-------- RECORDS SHOWN

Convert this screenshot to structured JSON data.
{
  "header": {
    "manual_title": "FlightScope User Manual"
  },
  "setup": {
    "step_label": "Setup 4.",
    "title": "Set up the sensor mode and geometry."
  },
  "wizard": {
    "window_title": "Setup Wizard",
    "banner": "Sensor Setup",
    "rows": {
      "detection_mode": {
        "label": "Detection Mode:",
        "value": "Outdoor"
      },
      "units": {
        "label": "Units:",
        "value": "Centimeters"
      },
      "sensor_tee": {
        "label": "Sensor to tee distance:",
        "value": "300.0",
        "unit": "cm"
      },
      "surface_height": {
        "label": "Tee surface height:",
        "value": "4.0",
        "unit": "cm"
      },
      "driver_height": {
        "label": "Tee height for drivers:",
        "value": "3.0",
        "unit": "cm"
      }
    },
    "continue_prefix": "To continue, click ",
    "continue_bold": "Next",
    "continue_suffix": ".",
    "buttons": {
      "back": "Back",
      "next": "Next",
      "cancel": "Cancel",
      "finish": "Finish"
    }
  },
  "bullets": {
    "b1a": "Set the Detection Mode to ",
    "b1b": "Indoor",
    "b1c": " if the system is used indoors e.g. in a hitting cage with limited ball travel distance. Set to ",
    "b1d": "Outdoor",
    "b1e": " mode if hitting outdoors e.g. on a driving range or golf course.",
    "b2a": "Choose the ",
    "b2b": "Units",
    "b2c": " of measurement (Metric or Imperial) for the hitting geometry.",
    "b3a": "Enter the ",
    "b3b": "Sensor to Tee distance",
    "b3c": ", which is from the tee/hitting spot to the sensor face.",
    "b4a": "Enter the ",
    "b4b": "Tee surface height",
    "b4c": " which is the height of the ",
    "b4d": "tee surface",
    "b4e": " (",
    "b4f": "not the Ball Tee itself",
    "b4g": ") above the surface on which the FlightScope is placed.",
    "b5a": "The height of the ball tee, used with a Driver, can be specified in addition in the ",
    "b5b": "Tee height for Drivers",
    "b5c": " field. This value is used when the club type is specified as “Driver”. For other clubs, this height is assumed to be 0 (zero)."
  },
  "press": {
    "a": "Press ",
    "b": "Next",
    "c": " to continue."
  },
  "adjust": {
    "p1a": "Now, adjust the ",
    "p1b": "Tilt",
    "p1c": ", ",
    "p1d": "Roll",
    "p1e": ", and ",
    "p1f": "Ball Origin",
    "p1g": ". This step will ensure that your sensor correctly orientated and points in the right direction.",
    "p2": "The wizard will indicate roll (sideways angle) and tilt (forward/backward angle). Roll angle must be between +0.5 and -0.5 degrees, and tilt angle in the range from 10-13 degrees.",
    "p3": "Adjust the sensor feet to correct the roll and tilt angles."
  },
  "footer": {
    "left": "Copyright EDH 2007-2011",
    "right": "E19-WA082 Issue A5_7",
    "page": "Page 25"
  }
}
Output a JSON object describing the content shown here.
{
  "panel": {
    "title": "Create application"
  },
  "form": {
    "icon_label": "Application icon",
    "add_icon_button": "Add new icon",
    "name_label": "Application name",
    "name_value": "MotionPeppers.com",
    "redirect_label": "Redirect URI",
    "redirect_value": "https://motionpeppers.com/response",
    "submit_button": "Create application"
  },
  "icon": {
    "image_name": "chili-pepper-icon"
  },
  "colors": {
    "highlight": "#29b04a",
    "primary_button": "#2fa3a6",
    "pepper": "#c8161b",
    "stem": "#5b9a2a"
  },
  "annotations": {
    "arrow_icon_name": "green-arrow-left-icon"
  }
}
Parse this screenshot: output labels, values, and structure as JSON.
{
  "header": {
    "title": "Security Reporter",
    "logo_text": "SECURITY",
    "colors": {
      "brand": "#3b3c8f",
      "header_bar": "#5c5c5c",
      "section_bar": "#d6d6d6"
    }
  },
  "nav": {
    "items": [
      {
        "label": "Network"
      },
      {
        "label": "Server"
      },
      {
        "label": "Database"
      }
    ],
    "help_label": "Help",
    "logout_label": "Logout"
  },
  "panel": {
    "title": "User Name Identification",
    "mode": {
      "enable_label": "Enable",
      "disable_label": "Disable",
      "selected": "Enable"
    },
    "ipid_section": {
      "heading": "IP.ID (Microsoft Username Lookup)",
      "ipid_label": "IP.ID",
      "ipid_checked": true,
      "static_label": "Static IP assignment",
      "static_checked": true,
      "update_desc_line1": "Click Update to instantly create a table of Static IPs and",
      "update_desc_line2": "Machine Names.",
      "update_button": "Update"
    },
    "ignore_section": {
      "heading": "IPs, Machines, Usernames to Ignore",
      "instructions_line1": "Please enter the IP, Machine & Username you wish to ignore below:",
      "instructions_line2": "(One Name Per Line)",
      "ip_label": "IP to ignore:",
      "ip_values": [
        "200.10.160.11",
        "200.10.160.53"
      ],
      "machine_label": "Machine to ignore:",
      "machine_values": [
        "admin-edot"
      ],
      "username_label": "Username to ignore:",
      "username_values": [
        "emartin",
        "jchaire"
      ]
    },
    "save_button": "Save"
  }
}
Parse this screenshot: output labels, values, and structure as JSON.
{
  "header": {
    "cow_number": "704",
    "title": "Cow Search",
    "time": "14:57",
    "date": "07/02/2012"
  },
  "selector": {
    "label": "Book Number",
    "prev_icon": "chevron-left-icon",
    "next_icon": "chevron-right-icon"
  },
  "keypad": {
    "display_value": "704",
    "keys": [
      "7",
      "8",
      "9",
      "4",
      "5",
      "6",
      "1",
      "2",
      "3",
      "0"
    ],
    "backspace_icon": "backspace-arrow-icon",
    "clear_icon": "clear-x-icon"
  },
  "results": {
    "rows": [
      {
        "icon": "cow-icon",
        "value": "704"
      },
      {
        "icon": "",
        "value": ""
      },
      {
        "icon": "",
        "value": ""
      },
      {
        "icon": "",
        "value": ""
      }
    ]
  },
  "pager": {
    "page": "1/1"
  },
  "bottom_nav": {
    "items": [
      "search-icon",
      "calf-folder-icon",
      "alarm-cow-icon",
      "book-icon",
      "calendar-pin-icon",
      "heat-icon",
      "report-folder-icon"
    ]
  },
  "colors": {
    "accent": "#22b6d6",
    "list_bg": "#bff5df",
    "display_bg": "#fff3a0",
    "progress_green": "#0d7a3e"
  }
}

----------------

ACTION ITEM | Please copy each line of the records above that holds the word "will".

WRITTEN ANSWER |
    "p1g": ". This step will ensure that your sensor correctly orientated and points in the right direction.",
    "p2": "The wizard will indicate roll (sideways angle) and tilt (forward/backward angle). Roll angle must be between +0.5 and -0.5 degrees, and tilt angle in the range from 10-13 degrees.",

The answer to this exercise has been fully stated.